The authors of the article in question (freely available through the link above) summarized their review of 46 recent (previous 2 ½ years) clinical trials testing analgesic treatments for pain caused by medical procedures performed on neonates—babies in the first month of life. As anyone who has visited the doctor knows, medical procedures can cause pain, sometimes more, sometimes less.
The article’s authors found that a majority of the studies used a concurrent control group that did not receive any analgesia, or placebo, to compare with an experimental analgesic drug or method. The problem with that is that there are numerous standard pharmacologic and non-pharmacologic analgesic methods that may be used for neonates and older infants. By denying those to some subjects, the investigators did a disservice to these neonates, the authors argue. Their argument is entirely reasonable. They further find fault with ethics committees that approve such research, journals that publish the results, and parents of the infants, who provided consent either out of ignorance or for some other unknown reason. All of this should stop, they argue, in favor or research designs in which all subjects receive at least standard-of-care analgesia.

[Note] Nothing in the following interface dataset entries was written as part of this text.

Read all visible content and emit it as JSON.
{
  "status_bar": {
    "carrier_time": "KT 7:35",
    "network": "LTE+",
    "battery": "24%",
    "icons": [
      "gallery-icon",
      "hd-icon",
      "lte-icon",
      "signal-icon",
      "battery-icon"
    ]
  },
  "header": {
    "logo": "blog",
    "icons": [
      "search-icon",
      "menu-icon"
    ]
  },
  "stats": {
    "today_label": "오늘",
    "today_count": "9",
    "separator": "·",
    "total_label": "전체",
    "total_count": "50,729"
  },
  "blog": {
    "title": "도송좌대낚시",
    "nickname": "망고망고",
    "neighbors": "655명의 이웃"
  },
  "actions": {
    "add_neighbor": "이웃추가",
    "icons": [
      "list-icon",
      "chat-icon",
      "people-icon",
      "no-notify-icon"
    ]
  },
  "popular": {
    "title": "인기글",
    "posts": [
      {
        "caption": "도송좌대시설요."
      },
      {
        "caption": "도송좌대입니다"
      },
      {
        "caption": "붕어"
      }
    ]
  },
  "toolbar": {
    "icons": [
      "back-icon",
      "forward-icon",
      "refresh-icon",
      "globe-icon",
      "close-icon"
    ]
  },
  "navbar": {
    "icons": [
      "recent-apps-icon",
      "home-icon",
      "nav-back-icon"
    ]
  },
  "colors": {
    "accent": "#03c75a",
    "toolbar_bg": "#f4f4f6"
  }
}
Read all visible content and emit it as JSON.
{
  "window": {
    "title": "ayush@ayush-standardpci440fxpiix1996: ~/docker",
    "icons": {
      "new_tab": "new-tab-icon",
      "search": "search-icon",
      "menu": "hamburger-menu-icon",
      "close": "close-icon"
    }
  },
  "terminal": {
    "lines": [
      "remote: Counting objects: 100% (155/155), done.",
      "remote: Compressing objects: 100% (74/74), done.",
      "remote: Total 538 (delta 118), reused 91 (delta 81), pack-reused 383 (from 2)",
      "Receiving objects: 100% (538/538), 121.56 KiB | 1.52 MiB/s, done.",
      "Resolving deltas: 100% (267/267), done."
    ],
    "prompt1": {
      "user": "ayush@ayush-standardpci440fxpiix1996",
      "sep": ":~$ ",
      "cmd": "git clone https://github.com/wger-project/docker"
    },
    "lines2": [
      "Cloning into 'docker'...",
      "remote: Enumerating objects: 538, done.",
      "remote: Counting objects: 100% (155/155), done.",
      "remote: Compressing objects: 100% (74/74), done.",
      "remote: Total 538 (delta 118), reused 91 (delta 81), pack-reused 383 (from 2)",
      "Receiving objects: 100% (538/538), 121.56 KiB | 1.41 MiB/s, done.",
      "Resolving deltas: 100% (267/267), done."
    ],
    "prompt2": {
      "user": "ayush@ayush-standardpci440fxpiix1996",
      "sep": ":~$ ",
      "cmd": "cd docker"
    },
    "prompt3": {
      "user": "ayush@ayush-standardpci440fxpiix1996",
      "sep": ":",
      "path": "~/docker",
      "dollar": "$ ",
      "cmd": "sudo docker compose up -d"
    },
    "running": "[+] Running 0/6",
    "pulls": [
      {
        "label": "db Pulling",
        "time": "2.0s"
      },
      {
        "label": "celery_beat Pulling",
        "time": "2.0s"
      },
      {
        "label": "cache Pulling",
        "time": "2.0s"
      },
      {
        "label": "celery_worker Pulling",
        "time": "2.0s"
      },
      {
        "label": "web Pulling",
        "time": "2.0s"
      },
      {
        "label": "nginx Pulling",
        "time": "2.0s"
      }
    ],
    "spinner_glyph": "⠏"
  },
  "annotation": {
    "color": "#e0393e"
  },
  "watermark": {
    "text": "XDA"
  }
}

This looks like an easy one: a fundamental criterion for ethical research on human subjects is that risks be minimized to the extent possible and reasonable, and consistent with good scientific and medical practice.
The views, opinions and positions expressed by these authors and blogs are theirs and do not necessarily represent that of the Bioethics Research Library and Kennedy Institute of Ethics or Georgetown University.